[Page and application data records]
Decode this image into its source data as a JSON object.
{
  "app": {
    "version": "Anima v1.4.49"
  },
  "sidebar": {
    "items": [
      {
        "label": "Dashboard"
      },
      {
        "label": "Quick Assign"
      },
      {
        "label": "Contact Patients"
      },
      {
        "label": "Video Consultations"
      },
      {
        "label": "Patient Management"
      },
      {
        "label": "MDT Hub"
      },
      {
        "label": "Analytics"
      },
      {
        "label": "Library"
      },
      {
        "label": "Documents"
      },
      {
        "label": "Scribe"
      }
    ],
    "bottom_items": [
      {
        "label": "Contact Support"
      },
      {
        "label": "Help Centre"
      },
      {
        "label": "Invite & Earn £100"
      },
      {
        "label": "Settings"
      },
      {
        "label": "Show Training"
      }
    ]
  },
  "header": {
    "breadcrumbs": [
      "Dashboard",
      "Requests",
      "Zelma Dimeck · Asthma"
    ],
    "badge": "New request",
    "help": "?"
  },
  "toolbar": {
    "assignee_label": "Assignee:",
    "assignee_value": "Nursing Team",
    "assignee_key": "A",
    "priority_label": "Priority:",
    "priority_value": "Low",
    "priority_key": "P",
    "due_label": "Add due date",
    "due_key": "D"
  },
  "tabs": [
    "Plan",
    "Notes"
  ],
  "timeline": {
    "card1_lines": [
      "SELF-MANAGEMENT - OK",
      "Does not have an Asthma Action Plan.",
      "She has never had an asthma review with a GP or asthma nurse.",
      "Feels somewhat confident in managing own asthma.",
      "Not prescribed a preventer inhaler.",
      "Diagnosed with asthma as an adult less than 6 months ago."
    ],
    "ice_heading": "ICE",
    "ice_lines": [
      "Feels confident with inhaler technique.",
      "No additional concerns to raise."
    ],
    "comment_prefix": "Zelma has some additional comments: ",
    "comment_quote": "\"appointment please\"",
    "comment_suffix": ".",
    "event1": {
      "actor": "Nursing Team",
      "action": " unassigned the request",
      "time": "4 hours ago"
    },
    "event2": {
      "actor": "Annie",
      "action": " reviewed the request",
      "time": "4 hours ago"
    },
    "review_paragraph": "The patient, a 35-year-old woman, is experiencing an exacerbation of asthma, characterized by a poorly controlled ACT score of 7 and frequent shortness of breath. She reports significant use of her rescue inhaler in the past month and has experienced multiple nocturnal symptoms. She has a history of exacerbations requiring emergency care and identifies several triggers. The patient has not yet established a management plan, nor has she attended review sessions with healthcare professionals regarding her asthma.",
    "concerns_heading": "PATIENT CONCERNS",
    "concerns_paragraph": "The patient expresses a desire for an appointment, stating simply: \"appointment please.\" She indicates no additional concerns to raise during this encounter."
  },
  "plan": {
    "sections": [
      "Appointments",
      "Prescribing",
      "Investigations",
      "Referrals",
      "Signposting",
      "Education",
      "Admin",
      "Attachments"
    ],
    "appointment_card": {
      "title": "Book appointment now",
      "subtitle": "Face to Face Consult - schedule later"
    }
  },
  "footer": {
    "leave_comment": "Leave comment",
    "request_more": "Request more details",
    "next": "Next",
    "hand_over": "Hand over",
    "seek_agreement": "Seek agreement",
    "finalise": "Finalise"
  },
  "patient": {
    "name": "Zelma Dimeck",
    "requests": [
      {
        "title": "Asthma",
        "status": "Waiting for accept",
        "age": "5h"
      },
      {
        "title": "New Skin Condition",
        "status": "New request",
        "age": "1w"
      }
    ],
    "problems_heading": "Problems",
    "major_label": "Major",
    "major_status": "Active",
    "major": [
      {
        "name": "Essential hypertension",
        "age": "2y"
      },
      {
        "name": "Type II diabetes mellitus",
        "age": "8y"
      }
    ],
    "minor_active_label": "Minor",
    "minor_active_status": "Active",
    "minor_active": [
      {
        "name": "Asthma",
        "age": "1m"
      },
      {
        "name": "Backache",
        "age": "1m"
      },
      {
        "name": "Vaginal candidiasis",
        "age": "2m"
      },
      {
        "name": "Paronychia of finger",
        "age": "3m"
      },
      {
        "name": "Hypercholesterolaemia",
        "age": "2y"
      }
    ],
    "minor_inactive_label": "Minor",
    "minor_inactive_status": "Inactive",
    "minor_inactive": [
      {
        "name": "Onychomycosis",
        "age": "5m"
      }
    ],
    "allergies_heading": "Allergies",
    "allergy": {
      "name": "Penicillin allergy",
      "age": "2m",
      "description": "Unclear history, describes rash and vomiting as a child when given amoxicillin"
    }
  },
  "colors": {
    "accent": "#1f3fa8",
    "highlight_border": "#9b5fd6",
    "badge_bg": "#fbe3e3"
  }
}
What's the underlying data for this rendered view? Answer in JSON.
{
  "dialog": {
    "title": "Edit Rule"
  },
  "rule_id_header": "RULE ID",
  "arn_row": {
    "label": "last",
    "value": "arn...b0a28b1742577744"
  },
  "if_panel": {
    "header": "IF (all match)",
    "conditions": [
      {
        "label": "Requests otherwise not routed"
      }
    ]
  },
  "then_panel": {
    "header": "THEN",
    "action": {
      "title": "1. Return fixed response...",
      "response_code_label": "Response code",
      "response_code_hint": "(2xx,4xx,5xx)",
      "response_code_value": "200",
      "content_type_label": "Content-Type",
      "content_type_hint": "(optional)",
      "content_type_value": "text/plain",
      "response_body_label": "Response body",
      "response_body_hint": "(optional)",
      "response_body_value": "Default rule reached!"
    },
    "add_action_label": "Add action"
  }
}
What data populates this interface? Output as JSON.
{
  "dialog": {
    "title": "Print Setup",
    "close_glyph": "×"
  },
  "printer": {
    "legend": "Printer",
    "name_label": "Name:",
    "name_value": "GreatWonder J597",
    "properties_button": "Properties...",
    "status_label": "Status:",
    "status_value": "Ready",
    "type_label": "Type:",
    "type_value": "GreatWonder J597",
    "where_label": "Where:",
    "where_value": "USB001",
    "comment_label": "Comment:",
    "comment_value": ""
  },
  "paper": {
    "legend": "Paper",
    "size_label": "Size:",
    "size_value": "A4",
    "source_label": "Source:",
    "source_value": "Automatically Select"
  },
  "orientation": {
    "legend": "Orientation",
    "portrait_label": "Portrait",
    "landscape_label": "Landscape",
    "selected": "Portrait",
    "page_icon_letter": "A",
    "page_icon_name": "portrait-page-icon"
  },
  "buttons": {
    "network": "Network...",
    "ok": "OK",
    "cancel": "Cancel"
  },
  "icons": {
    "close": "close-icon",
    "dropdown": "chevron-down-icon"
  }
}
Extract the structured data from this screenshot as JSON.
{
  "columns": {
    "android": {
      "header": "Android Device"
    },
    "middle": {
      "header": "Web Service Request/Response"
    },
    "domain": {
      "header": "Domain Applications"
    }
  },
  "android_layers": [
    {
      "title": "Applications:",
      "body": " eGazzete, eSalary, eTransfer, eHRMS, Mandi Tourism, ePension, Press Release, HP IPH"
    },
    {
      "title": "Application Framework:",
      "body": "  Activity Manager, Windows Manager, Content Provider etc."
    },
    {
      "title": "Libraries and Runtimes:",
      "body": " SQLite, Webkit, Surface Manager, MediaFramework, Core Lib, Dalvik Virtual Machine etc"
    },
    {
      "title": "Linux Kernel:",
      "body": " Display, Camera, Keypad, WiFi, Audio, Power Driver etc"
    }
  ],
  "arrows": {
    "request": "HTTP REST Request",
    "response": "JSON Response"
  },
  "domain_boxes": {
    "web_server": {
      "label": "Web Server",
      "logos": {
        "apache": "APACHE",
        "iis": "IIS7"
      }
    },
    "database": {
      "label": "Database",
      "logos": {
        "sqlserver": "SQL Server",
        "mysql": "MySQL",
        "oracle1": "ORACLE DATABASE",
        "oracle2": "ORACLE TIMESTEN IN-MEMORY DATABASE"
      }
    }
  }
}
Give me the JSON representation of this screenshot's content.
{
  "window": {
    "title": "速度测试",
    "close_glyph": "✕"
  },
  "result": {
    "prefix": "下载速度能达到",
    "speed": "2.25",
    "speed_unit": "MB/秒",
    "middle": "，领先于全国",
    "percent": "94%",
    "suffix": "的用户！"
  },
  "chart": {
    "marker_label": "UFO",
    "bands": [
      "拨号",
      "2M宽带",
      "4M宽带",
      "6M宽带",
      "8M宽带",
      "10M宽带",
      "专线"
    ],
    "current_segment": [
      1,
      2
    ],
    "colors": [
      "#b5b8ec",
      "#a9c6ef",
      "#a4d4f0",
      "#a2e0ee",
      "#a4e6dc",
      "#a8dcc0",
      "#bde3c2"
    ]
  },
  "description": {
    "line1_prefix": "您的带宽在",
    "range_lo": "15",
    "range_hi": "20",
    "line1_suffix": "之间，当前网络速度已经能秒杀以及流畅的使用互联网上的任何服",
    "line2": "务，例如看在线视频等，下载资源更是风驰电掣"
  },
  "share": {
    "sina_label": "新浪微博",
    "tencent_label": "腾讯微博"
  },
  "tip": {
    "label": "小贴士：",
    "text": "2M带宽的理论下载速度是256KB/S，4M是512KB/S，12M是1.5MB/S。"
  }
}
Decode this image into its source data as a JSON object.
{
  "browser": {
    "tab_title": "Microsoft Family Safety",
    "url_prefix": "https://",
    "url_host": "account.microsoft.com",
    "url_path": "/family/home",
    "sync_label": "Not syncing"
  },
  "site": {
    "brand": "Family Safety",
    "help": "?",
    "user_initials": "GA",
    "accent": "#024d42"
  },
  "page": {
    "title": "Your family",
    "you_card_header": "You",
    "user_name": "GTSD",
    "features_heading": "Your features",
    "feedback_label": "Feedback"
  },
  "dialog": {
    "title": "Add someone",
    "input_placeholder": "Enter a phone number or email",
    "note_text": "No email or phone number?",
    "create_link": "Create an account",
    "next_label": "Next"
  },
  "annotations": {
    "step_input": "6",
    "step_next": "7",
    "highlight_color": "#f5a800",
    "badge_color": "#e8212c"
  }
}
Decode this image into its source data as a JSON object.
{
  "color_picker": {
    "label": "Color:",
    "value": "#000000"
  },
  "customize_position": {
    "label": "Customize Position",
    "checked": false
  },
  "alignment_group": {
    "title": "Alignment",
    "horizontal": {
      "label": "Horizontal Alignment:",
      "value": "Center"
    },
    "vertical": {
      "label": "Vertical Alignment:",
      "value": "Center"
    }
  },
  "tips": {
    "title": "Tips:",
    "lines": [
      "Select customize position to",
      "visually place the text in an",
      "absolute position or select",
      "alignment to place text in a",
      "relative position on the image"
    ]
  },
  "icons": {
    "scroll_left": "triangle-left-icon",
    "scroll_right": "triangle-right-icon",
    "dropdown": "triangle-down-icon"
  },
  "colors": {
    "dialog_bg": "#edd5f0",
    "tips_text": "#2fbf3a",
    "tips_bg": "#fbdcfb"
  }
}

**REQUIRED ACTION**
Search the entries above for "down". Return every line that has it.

**TASK ANSWER**
    "dropdown": "chevron-down-icon"
    "dropdown": "triangle-down-icon"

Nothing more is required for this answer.